### Task details
Copy each entry as written.
[Records shown Boundary: Start]
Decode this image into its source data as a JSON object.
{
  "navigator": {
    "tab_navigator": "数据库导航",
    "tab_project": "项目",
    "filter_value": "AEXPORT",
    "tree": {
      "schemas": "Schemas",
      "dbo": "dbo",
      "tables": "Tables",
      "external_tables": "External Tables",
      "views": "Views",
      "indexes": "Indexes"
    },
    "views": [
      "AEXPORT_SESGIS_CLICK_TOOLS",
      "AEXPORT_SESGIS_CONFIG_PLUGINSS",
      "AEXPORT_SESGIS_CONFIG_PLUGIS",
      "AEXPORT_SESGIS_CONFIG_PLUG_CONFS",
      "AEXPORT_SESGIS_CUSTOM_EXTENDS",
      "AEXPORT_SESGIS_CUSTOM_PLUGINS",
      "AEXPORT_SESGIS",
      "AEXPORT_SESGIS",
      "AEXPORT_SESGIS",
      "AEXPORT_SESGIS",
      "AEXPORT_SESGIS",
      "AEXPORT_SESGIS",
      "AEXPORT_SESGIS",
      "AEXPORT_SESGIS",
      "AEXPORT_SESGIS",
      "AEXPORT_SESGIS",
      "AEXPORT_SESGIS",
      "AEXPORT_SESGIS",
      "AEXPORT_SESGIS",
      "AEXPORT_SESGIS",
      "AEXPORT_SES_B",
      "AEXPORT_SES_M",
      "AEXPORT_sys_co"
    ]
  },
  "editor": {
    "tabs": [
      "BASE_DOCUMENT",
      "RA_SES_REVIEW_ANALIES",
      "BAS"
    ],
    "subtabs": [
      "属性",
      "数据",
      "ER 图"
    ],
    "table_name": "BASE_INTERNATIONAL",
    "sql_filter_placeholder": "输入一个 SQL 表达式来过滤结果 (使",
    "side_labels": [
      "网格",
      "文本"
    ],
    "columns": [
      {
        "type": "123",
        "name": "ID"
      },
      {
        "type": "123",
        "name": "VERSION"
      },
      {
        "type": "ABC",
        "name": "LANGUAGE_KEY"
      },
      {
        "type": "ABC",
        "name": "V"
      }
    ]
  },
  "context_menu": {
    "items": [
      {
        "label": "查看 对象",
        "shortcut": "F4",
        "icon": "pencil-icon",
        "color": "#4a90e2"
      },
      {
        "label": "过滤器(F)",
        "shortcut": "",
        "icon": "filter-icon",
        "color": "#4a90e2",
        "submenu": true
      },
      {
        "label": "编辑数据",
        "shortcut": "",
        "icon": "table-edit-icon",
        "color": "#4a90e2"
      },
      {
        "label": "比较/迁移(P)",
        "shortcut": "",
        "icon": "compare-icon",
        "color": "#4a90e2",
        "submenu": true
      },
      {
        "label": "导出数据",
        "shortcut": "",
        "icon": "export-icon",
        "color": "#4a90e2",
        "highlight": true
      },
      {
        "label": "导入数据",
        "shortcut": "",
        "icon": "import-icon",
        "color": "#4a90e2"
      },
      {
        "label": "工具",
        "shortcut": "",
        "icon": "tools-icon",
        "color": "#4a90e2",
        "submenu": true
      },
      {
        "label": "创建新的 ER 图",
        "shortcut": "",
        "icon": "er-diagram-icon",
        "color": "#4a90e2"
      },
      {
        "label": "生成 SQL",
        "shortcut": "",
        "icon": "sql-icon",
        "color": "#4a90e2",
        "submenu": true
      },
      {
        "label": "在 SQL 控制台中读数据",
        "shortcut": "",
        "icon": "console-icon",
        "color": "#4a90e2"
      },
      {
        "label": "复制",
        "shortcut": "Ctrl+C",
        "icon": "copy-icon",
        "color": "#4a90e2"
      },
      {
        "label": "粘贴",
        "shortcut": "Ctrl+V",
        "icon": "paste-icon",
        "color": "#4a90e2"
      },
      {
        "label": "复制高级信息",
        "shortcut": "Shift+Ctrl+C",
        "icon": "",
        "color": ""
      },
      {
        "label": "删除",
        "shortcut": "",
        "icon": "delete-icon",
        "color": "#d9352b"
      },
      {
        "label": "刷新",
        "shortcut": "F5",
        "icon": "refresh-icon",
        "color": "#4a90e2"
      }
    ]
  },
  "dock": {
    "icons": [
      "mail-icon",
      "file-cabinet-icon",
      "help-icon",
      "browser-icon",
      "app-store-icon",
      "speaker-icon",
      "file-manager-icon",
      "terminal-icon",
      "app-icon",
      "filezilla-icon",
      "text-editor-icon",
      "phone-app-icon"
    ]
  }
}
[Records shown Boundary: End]
### Exercise solution
Decode this image into its source data as a JSON object.
{
  "navigator": {
    "tab_navigator": "数据库导航",
    "tab_project": "项目",
    "filter_value": "AEXPORT",
    "tree": {
      "schemas": "Schemas",
      "dbo": "dbo",
      "tables": "Tables",
      "external_tables": "External Tables",
      "views": "Views",
      "indexes": "Indexes"
    },
    "views": [
      "AEXPORT_SESGIS_CLICK_TOOLS",
      "AEXPORT_SESGIS_CONFIG_PLUGINSS",
      "AEXPORT_SESGIS_CONFIG_PLUGIS",
      "AEXPORT_SESGIS_CONFIG_PLUG_CONFS",
      "AEXPORT_SESGIS_CUSTOM_EXTENDS",
      "AEXPORT_SESGIS_CUSTOM_PLUGINS",
      "AEXPORT_SESGIS",
      "AEXPORT_SESGIS",
      "AEXPORT_SESGIS",
      "AEXPORT_SESGIS",
      "AEXPORT_SESGIS",
      "AEXPORT_SESGIS",
      "AEXPORT_SESGIS",
      "AEXPORT_SESGIS",
      "AEXPORT_SESGIS",
      "AEXPORT_SESGIS",
      "AEXPORT_SESGIS",
      "AEXPORT_SESGIS",
      "AEXPORT_SESGIS",
      "AEXPORT_SESGIS",
      "AEXPORT_SES_B",
      "AEXPORT_SES_M",
      "AEXPORT_sys_co"
    ]
  },
  "editor": {
    "tabs": [
      "BASE_DOCUMENT",
      "RA_SES_REVIEW_ANALIES",
      "BAS"
    ],
    "subtabs": [
      "属性",
      "数据",
      "ER 图"
    ],
    "table_name": "BASE_INTERNATIONAL",
    "sql_filter_placeholder": "输入一个 SQL 表达式来过滤结果 (使",
    "side_labels": [
      "网格",
      "文本"
    ],
    "columns": [
      {
        "type": "123",
        "name": "ID"
      },
      {
        "type": "123",
        "name": "VERSION"
      },
      {
        "type": "ABC",
        "name": "LANGUAGE_KEY"
      },
      {
        "type": "ABC",
        "name": "V"
      }
    ]
  },
  "context_menu": {
    "items": [
      {
        "label": "查看 对象",
        "shortcut": "F4",
        "icon": "pencil-icon",
        "color": "#4a90e2"
      },
      {
        "label": "过滤器(F)",
        "shortcut": "",
        "icon": "filter-icon",
        "color": "#4a90e2",
        "submenu": true
      },
      {
        "label": "编辑数据",
        "shortcut": "",
        "icon": "table-edit-icon",
        "color": "#4a90e2"
      },
      {
        "label": "比较/迁移(P)",
        "shortcut": "",
        "icon": "compare-icon",
        "color": "#4a90e2",
        "submenu": true
      },
      {
        "label": "导出数据",
        "shortcut": "",
        "icon": "export-icon",
        "color": "#4a90e2",
        "highlight": true
      },
      {
        "label": "导入数据",
        "shortcut": "",
        "icon": "import-icon",
        "color": "#4a90e2"
      },
      {
        "label": "工具",
        "shortcut": "",
        "icon": "tools-icon",
        "color": "#4a90e2",
        "submenu": true
      },
      {
        "label": "创建新的 ER 图",
        "shortcut": "",
        "icon": "er-diagram-icon",
        "color": "#4a90e2"
      },
      {
        "label": "生成 SQL",
        "shortcut": "",
        "icon": "sql-icon",
        "color": "#4a90e2",
        "submenu": true
      },
      {
        "label": "在 SQL 控制台中读数据",
        "shortcut": "",
        "icon": "console-icon",
        "color": "#4a90e2"
      },
      {
        "label": "复制",
        "shortcut": "Ctrl+C",
        "icon": "copy-icon",
        "color": "#4a90e2"
      },
      {
        "label": "粘贴",
        "shortcut": "Ctrl+V",
        "icon": "paste-icon",
        "color": "#4a90e2"
      },
      {
        "label": "复制高级信息",
        "shortcut": "Shift+Ctrl+C",
        "icon": "",
        "color": ""
      },
      {
        "label": "删除",
        "shortcut": "",
        "icon": "delete-icon",
        "color": "#d9352b"
      },
      {
        "label": "刷新",
        "shortcut": "F5",
        "icon": "refresh-icon",
        "color": "#4a90e2"
      }
    ]
  },
  "dock": {
    "icons": [
      "mail-icon",
      "file-cabinet-icon",
      "help-icon",
      "browser-icon",
      "app-store-icon",
      "speaker-icon",
      "file-manager-icon",
      "terminal-icon",
      "app-icon",
      "filezilla-icon",
      "text-editor-icon",
      "phone-app-icon"
    ]
  }
}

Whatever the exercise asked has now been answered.